Leaders from the other state police-covered areas in the county could not be reached for comment.
Accordin to the governor's executive budget summary for the next fiscal year, the state police budget is projected at $1.3 billion, but $737.6 million is expected from the Motor License Fund, which is a fund used for road infrastructure projects in the state. Taking away from the fund for state police operations has cost $4.2 billion in road and bridge repair according to an April 2019 audit by Auditor General Eugene DePasquale.
“That $4.25 billion could have cut that list (of repairs) in half and if PennDOT could use all of the gas tax money for roads and bridges we could get that number to zero in about 5 years,” said DePasquale in a news release. Approximately $800 million of the Motor License Fund was put toward the state police in 2017-18 alone.

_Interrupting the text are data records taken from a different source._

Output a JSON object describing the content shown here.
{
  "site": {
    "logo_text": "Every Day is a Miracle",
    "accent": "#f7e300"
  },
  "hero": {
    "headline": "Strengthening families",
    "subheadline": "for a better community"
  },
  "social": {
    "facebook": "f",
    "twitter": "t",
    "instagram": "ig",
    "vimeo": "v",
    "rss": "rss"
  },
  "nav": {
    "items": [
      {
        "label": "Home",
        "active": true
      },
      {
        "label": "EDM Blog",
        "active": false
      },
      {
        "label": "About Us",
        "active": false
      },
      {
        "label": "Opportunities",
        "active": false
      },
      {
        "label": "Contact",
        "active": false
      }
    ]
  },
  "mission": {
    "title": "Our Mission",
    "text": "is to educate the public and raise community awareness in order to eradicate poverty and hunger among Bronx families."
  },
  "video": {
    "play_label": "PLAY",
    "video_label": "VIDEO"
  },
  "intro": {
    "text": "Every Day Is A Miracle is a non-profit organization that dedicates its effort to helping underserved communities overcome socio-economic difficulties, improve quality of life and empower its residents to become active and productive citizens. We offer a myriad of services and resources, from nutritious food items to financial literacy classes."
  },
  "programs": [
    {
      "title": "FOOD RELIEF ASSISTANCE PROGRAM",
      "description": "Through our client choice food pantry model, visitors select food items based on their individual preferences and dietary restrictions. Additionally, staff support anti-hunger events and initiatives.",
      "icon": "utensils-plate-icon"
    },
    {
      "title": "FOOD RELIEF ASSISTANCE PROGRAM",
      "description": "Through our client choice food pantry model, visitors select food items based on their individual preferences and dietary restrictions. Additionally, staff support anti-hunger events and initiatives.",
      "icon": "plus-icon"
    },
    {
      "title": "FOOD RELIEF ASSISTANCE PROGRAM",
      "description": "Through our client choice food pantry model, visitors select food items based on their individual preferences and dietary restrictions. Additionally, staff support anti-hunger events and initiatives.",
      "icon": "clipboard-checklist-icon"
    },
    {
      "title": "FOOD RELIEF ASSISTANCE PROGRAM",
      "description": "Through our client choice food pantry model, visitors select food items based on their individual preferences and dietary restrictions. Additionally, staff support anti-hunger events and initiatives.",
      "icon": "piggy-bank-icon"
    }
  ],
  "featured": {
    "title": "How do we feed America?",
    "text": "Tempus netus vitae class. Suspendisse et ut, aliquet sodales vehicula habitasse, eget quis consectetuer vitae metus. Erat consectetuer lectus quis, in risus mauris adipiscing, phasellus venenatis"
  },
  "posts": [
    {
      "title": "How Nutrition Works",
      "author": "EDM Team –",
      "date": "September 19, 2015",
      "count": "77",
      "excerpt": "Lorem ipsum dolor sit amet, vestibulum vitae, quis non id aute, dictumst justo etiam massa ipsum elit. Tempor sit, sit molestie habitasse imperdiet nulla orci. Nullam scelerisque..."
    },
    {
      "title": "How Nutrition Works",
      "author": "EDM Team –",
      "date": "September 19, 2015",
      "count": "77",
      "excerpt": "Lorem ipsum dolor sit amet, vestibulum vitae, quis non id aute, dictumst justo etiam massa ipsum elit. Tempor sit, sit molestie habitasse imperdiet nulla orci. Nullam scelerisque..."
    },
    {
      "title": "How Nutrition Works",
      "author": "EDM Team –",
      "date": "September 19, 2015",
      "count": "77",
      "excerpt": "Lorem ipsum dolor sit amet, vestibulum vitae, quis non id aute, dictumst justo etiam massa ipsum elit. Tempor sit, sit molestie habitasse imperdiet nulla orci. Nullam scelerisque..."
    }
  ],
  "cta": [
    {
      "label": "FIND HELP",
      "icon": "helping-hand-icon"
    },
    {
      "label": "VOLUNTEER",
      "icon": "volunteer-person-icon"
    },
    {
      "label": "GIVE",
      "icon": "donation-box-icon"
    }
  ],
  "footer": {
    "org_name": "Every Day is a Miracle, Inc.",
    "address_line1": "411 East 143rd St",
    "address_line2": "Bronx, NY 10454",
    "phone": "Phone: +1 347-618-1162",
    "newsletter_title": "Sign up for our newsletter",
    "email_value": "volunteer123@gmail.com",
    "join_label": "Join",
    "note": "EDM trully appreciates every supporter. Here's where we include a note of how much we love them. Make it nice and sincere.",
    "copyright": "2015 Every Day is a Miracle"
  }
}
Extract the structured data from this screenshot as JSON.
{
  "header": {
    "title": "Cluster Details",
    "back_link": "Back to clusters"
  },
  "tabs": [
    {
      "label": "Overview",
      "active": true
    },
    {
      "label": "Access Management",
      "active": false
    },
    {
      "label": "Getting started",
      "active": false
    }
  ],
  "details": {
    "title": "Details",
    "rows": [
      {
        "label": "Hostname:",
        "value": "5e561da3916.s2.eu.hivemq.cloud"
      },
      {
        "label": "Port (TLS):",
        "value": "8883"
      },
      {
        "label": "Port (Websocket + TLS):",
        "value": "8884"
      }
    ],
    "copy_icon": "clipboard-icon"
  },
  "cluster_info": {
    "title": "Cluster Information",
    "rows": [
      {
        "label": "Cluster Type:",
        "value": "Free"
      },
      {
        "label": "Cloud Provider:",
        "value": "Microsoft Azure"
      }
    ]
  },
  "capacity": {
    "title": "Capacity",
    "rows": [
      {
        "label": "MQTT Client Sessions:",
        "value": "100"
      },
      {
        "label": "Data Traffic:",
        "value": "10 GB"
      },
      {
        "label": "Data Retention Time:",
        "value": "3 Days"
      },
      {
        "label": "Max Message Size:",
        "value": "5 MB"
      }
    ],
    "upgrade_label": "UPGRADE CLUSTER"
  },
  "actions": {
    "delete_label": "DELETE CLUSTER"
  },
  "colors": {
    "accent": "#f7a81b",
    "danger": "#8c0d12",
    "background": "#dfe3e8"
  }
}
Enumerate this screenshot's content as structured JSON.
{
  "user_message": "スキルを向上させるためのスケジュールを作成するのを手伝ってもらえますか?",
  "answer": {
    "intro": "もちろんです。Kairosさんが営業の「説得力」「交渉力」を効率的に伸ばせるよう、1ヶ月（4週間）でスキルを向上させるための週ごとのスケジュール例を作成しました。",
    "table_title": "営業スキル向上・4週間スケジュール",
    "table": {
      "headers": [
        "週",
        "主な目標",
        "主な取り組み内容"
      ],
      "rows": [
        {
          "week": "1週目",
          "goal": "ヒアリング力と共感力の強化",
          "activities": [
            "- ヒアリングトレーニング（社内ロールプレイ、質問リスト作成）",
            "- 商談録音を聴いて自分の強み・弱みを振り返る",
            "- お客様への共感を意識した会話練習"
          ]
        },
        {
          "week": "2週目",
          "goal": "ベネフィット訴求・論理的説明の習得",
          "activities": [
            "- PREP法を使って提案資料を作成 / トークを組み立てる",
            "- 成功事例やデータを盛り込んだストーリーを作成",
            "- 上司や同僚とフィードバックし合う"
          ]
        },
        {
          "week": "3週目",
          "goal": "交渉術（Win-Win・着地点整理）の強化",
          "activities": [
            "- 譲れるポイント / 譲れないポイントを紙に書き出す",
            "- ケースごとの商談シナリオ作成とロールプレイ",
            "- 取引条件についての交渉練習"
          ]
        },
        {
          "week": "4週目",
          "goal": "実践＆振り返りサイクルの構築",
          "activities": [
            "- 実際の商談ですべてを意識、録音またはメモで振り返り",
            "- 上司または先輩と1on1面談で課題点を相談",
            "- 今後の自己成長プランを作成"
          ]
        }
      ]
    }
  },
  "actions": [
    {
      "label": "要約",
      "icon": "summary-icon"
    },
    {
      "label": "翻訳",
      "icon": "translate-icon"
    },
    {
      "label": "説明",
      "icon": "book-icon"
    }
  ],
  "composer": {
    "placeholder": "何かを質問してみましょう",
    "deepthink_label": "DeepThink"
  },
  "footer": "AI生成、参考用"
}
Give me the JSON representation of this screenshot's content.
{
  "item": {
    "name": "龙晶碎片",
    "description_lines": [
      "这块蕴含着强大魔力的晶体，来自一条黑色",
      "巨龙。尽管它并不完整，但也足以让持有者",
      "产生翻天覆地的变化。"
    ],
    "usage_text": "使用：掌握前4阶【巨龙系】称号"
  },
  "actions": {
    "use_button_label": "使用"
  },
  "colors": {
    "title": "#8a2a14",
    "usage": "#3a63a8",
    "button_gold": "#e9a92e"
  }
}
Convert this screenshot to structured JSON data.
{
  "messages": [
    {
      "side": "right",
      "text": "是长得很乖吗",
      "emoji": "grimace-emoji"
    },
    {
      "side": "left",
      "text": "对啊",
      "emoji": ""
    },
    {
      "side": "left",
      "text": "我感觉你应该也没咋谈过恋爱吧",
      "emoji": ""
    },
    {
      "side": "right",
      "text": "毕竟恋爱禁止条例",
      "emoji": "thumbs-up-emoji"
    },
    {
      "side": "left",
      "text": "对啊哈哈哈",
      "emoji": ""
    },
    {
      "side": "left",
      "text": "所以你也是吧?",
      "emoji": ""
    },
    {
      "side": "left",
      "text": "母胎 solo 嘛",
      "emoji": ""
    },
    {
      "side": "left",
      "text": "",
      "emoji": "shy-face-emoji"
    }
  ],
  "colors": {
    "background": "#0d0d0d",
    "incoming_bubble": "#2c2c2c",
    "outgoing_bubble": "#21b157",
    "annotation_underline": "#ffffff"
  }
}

Appropriations from MLF to PSP are expected to decrease to $500 million in 2027-28.
“The PSP is using Motor License Fund dollars to help fund those patrols and everyone is missing out on road and bridge repair projects that would improve public safety for all,” said Rep. Sturla in a June 11 press release released by the governor’s office. “Charging a reasonable fee for the exemplary service the PSP provides will give them the resources needed to provide those services while preserving public safety.”
If incorporated into the budget, or as state law, the fees would generate over $100 million in revenue to provide for state police operations, services and cadet classes according to the governor’s office.
To collect the money the state would send an invoice to each municipality by Dec. 1 of each year stating the payment due in accordance with the fee schedule established in the respective bills. Municipalities are to pay these bills no later than April 1. The fee will increase annually if the Consumer Price Index for All Urban Consumers (CPI-U) for the Philadelphia-Camden-Wilmington, Pennsylvania-New Jersey-Delaware-Maryland area rises, but will otherwise stay flat.
State Police Commissioner Col. Robert Evanchick said such a fee will start to close a budget gap for the agency.
“This proposal simply asks the municipalities that do not fund a police department to begin to share in the cost that their neighbors already shoulder,” he said.